# [What is needed]
Retrieve all lines below that have the string "Character".

# [Material shown]

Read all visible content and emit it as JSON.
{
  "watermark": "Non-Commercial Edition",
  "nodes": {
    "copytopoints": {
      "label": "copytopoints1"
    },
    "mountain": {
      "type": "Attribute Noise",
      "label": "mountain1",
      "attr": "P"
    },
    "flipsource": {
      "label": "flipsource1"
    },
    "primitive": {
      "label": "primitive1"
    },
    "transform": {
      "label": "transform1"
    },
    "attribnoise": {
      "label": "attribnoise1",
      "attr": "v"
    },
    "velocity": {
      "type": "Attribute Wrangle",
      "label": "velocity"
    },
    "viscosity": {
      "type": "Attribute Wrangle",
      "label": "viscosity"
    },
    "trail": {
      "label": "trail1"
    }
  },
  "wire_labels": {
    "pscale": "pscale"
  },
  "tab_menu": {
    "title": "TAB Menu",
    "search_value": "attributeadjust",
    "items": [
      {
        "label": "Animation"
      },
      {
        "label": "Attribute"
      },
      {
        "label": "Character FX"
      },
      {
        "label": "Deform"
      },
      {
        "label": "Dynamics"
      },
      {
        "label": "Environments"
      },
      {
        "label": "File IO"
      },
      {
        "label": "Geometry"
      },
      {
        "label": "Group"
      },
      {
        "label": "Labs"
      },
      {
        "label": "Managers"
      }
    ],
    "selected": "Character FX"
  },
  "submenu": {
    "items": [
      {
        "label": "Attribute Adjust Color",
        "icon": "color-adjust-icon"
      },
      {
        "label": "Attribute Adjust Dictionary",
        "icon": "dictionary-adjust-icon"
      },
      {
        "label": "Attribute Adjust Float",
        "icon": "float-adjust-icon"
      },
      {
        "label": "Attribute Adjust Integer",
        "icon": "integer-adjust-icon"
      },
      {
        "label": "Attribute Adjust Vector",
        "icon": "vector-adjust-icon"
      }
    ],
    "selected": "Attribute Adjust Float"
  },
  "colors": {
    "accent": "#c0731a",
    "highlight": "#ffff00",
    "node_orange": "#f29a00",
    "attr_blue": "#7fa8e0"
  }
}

# [Finished exercise]
        "label": "Character FX"
    "selected": "Character FX"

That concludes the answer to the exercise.